- When the seller bought the camera and whether they have any paperwork to prove it (insurance or receipts)
- The environments in which the camera was used
- If the camera was rented out to other photographers
- If the camera was damaged or serviced
- If it was serviced, how much it cost
- If the specific camera model is known for having any particular issues
photo by dusanpetkovic via iStock
Buying used camera equipment is one of the best tips I have for photographers, no matter where you’re at in your career.
If at all possible, I buy used cameras online all the time. There’s just no better way to save money than with used gear!
But, I have also been ripped off a fair number of times because early on, I didn’t know what to check when buying a used camera.
Now that I have a few years of practice under my belt, I have some used camera tips to offer to the rest of you. Check out my video above on this topic, then give the article below a read!
Let’s get to it!
Ask for the Shutter Count on Used Cameras
photo by ArisSu via iStock
A shutter count tells you a lot more than how many times a used camera has taken a photo. It tells you whether the used camera was used personally or professionally.
Like miles on a car, there’s a good approximation of how many photos a used camera should

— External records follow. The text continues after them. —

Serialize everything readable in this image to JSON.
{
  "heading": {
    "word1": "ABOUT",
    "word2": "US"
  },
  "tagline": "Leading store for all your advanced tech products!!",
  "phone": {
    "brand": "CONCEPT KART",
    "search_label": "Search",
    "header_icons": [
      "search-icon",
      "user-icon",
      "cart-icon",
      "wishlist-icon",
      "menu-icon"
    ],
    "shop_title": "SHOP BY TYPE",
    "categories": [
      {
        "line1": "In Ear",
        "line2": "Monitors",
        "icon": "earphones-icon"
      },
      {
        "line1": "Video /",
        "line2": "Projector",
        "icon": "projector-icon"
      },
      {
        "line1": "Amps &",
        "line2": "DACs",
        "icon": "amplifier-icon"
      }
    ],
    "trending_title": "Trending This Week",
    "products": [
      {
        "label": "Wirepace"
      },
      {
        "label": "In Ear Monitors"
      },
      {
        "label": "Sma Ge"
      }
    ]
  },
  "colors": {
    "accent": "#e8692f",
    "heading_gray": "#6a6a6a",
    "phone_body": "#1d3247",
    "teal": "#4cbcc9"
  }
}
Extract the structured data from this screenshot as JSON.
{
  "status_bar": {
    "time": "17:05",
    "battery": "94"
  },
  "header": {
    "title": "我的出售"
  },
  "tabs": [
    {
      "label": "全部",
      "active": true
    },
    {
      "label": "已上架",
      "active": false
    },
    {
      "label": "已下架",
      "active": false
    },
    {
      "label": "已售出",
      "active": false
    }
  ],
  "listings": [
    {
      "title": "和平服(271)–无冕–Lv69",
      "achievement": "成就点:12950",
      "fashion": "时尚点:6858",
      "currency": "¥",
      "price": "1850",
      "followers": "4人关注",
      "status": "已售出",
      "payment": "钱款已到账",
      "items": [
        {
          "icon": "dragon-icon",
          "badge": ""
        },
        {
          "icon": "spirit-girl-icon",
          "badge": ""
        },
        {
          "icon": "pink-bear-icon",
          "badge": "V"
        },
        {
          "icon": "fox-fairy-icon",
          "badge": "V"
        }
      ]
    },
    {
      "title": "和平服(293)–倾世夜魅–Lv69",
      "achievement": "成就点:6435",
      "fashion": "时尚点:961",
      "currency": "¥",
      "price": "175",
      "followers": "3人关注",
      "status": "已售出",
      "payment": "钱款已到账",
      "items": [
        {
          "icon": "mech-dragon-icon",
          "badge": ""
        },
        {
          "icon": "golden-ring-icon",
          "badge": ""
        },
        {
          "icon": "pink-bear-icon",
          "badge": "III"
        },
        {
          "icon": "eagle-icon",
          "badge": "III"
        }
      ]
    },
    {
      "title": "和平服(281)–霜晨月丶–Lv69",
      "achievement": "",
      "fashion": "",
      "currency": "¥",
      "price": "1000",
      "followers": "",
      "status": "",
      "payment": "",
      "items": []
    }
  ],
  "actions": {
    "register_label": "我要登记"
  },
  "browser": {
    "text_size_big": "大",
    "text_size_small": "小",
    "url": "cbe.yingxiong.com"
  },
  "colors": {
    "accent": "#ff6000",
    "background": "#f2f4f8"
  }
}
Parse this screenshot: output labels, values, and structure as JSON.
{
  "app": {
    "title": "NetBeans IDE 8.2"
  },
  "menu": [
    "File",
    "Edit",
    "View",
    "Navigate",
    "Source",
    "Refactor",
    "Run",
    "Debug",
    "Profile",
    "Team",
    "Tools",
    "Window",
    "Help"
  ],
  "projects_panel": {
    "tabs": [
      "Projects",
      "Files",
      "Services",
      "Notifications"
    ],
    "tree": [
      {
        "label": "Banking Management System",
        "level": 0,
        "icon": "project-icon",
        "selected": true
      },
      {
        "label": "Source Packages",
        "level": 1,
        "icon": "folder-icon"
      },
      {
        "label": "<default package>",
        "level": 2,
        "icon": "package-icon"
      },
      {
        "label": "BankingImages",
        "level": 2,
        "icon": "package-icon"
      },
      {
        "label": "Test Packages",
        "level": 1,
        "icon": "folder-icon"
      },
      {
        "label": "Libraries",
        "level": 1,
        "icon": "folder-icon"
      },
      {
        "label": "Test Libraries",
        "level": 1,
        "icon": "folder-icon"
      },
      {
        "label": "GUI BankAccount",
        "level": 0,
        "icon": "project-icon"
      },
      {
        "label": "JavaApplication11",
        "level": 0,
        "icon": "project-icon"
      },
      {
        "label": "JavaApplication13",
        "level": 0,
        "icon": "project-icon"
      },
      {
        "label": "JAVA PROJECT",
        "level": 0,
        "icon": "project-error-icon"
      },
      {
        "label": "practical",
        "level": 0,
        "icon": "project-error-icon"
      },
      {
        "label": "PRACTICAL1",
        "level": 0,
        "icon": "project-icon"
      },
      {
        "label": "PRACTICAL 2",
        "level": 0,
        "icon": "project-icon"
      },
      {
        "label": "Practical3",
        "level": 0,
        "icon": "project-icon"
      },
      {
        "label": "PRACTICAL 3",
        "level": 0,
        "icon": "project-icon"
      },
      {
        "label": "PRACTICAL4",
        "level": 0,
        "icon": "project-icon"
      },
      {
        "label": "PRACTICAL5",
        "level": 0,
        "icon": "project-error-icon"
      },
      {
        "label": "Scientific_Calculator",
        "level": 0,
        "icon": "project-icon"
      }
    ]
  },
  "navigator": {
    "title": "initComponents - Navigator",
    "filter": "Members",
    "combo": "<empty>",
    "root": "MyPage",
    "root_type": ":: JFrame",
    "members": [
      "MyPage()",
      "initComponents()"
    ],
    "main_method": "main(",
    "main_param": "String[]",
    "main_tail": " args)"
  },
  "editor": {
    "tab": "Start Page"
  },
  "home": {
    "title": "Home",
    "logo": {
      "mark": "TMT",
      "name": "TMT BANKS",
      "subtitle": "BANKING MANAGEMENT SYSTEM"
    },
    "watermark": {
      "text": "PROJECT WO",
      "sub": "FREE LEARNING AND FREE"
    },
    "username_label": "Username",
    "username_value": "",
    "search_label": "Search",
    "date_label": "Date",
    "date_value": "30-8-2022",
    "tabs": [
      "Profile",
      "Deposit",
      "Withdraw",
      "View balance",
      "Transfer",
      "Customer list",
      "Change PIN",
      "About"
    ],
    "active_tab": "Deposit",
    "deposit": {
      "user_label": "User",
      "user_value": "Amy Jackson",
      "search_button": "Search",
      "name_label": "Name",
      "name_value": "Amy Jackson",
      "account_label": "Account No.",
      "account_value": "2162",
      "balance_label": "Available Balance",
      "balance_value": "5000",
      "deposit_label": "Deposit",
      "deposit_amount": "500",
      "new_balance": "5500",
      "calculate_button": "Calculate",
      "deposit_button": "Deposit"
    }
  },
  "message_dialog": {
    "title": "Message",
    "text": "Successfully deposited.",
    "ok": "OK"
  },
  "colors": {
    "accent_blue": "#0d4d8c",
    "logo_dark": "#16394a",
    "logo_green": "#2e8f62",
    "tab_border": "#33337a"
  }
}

take per year. You can also estimate how many shutter actuations a specific type of used camera can be expected to make it to.
A used camera can be expected to have about 10,000 shutter actuations per year for normal use. Again going back to the car analogy, if your used camera has a shutter count of more than 100,000, you should probably pass on that camera.
On a life-time scale, an entry-level camera should only be expected to reach a shutter count of around 50,000, while a mid-level camera can reach 150,000, and a professional camera should be able to reach 300,000 or more.
Of course, as with cars, there are no guarantees with these numbers, but they nonetheless provide a good general idea of what to expect.
Learn how to find the shutter count on a Canon camera in the video above by TipsNNTricks.
Look for External Damage
photo by edfuentesg via iStock
A used camera can look to be in poor shape when it really isn’t because of the low quality of most rubber grips.
Rubber grips aren’t meant to last the lifetime of a camera, or if they are, nobody has told me. But, rubber grips are cheap and easy to replace.
What you’re really searching for when you’re examining your used camera for external damage are any signs that it has been dropped.
If a corner of the camera is dented, if there are deep scratches on the body, or a significant number of scuff marks, you may want to avoid that used camera.
Use These Used Camera Inspection Techniques
photo by Brett Taylor via iStock
This is the easiest way to check a used camera, if you know what you’re looking for.
First, you’ll want to remove the body cap to inspect the camera’s most important parts, the mirror, the focusing screen and the lens contacts.
If you see any oil or dirt, that’s a bad sign.
In fact, oil on any part of the used camera is a bad sign. It means the camera may have been dropped.
If you don’t want the owner to get mad at you while you’re doing your inspection, make sure you keep the camera facing down to prevent any dust getting into it.
Finally, it’s important that you take a test shot. You’ll want to find a white wall, or a bright patch of blue sky, and take the shot.
When you zoom back in on the image you’re looking for any scratches on the image. While dust spots are common and easy to clean, a long line probably means you have a sensor scratch and you can either avoid the camera or bring the price down.
Get more details about what to check when buying a used camera in the video above by RealWorld.
Ask About Its History
photo by Youngoldman via iStock
Buying a used camera is an ordeal, just like buying a used car. You have to ask about its history.
Now, people can lie, which is why I’m walking you through all of these inspection techniques. But, an honest photographer will let you know if they are a professional photographer selling equipment because their old used camera isn’t working like it once did, or if they are just buying a newer model they are excited to use.
You also need to know:
You can watch the rest of Armando Ferreira’s video above for extra tips and tricks.
Buy Your Used Camera From a Trusted Seller
If you don’t want to deal with all of this, though, you can always just turn to a trusted used camera seller. After all, there are many out there!
I use MPB because it takes all of the guesswork out of the equation, because their representatives do all of the leg work for you.
Not only do they rate each used camera on a concrete scale, but most importantly they also offer a 6-month warranty on their cameras which is something you’re never going to receive when buying from an individual seller.
They have a tremendous selection of used cameras, too, from compacts to full frame DSLRs and everything in between. Any brand you might want as well!
Shipping is fast, the customer experience is great, and you can sell or trade in your current camera to help offset the cost of the new-to-you one. When it comes to where to buy a used camera, MPB is at the top of my list, and it should be at the top of your list too!